PROVIDED DATA START

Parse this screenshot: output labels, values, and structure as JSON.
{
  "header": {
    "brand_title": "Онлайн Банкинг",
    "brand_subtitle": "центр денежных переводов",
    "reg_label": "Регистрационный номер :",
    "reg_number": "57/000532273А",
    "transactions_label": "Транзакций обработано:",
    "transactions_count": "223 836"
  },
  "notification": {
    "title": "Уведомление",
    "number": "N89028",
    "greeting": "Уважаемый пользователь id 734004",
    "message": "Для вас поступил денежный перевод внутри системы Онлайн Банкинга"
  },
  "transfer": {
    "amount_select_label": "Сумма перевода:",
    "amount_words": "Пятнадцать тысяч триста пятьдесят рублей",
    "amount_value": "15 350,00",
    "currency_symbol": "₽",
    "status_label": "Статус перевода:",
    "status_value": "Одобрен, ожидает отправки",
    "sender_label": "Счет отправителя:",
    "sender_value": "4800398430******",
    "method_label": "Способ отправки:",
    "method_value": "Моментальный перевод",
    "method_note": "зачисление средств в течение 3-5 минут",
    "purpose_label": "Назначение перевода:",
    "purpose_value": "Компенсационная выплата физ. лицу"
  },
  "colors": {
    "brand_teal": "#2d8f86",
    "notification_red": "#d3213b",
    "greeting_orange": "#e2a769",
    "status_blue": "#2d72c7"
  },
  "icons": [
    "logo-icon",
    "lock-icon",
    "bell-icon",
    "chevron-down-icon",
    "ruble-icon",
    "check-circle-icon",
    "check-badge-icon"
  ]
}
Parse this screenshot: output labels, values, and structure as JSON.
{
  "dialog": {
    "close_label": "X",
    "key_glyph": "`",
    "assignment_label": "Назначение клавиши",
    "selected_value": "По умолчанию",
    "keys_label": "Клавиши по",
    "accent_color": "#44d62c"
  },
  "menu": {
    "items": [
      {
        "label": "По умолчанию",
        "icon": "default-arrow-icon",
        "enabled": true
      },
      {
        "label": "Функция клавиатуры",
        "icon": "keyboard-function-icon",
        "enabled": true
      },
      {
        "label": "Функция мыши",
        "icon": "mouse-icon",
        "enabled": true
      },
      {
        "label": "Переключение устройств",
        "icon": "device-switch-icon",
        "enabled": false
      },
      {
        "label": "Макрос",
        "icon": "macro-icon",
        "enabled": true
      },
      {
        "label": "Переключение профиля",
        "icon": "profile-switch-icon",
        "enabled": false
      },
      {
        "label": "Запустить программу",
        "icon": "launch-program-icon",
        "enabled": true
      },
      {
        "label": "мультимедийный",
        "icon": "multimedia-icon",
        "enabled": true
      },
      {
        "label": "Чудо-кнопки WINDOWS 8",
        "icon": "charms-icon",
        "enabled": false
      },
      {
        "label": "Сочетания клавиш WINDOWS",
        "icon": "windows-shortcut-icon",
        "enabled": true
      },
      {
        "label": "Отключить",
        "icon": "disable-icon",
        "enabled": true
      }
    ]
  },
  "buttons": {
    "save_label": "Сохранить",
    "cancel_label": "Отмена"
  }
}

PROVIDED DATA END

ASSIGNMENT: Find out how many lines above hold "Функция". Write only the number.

REPLY: 2